• YOUR GOAL: The answer should consist of each line below that contains the word "this".

[Data records for software interfaces]
+ + +

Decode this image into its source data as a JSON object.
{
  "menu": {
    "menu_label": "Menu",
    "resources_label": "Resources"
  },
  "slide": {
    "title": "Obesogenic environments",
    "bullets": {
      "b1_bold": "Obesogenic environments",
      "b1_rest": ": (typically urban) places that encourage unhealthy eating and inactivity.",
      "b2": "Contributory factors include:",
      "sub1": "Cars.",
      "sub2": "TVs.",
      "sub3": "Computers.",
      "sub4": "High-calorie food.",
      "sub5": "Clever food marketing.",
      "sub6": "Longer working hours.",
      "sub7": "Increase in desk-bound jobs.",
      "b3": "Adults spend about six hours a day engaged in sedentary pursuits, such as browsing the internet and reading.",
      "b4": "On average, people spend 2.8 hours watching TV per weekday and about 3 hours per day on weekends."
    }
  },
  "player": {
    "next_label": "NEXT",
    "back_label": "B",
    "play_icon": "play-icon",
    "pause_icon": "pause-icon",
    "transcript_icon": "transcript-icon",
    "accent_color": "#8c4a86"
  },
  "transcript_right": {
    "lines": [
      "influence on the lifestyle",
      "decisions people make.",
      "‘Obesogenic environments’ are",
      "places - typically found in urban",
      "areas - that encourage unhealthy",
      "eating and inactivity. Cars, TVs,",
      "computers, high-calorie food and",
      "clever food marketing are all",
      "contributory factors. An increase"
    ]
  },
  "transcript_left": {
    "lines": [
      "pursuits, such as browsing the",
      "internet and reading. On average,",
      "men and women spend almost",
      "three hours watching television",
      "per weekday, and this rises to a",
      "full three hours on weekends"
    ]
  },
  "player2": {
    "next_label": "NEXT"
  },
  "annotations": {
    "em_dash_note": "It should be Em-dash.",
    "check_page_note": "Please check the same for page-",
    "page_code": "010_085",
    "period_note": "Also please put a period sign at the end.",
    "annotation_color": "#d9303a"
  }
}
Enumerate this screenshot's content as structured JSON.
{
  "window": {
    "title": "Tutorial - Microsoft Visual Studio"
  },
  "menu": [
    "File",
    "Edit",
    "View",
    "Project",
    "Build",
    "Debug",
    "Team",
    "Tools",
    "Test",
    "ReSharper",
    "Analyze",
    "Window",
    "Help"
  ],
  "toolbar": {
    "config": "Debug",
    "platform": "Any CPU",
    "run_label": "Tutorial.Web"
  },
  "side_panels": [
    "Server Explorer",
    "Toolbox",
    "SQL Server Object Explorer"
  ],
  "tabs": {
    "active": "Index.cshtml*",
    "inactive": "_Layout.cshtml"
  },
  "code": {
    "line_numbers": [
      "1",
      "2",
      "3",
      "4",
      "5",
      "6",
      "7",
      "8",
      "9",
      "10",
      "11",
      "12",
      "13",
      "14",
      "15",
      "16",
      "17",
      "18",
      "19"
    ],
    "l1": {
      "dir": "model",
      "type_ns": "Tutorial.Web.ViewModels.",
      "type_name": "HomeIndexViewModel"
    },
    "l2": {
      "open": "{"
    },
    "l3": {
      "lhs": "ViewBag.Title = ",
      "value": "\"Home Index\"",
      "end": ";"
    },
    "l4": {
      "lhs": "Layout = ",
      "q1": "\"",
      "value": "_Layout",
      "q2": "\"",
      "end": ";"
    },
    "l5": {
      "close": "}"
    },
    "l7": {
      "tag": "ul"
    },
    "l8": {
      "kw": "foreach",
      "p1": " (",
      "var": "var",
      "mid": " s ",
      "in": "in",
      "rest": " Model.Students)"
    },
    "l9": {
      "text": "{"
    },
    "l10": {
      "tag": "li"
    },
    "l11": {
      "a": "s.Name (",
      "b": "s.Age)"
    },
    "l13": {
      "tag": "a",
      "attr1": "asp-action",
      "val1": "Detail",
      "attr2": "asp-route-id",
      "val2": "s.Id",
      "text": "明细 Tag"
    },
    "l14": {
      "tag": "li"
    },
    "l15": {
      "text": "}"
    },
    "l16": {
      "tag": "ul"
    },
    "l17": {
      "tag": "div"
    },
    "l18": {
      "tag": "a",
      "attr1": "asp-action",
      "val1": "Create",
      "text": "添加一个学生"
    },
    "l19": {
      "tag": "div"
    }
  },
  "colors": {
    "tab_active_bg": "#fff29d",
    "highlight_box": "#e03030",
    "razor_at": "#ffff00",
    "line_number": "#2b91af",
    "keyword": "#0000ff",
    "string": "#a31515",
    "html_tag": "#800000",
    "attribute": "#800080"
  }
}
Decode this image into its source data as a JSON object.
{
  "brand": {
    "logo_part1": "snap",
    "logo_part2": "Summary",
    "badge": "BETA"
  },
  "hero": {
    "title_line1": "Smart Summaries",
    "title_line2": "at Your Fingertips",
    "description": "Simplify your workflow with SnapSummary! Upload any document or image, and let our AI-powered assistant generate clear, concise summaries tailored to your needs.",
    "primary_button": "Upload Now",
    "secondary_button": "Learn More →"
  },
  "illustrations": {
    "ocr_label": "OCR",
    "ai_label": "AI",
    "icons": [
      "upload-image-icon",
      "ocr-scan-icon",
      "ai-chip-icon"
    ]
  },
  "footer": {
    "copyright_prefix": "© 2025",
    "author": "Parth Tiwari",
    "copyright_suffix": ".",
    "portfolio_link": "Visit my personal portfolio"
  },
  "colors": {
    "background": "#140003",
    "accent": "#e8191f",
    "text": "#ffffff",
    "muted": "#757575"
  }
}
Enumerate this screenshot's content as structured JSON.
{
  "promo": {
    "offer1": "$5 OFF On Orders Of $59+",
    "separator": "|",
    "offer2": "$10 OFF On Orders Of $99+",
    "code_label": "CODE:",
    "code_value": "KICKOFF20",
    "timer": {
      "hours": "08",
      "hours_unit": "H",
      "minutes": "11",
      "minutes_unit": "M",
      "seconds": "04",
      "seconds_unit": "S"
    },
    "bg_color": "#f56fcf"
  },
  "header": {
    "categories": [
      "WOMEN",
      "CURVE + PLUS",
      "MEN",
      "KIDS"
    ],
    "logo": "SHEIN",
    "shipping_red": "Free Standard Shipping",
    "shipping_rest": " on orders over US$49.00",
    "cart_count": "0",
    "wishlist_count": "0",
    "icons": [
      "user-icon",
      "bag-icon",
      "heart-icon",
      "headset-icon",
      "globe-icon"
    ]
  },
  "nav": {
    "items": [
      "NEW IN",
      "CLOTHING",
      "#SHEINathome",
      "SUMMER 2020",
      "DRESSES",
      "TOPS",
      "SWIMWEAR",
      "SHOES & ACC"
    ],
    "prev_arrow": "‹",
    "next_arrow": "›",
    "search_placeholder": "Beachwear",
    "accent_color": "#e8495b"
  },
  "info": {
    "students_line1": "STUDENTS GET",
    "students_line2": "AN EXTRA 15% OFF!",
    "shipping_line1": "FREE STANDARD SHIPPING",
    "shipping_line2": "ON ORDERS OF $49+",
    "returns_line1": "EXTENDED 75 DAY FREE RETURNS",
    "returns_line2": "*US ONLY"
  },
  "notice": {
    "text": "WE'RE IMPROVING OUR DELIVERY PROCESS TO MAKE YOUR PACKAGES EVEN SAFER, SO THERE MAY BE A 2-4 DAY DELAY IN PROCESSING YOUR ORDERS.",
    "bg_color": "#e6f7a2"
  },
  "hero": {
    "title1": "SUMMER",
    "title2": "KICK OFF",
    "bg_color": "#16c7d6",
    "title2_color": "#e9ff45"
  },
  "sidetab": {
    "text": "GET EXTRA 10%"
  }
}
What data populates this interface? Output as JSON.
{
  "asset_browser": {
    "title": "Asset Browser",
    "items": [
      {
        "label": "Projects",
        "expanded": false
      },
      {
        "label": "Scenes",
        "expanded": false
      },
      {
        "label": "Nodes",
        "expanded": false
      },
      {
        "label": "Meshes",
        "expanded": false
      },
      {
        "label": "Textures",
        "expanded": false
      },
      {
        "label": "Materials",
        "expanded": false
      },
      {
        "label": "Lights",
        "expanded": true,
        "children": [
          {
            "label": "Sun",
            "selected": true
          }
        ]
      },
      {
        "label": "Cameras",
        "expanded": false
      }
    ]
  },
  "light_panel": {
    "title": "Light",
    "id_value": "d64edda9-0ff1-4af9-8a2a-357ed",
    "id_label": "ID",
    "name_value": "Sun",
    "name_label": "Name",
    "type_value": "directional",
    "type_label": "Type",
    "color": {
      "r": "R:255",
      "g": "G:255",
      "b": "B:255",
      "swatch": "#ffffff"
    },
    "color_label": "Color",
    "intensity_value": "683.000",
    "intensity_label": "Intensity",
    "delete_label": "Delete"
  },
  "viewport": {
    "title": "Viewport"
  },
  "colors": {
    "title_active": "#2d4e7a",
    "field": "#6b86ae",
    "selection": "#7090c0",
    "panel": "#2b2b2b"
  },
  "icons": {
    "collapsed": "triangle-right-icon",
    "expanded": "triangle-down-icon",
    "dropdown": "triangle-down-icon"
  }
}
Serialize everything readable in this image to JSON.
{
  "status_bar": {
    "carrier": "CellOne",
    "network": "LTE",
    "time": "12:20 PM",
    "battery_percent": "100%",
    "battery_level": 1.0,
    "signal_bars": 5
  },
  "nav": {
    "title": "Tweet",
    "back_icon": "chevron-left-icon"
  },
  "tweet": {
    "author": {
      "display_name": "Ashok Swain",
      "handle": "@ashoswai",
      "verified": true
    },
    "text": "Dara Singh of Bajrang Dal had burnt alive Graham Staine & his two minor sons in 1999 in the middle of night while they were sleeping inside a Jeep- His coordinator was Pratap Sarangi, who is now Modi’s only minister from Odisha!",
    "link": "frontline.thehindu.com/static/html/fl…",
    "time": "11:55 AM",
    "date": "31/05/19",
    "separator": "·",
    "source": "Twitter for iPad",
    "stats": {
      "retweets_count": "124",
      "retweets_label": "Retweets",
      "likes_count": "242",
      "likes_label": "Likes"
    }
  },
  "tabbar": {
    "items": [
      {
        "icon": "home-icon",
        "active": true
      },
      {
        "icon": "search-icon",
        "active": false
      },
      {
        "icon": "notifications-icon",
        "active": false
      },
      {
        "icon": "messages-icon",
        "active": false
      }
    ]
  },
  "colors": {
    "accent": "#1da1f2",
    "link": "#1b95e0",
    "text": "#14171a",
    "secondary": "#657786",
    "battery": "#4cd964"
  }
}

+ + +

• ANSWER AREA:
Decode this image into its source data as a JSON object.
      "per weekday, and this rises to a",
Enumerate this screenshot's content as structured JSON.
Decode this image into its source data as a JSON object.
Enumerate this screenshot's content as structured JSON.
What data populates this interface? Output as JSON.
Serialize everything readable in this image to JSON.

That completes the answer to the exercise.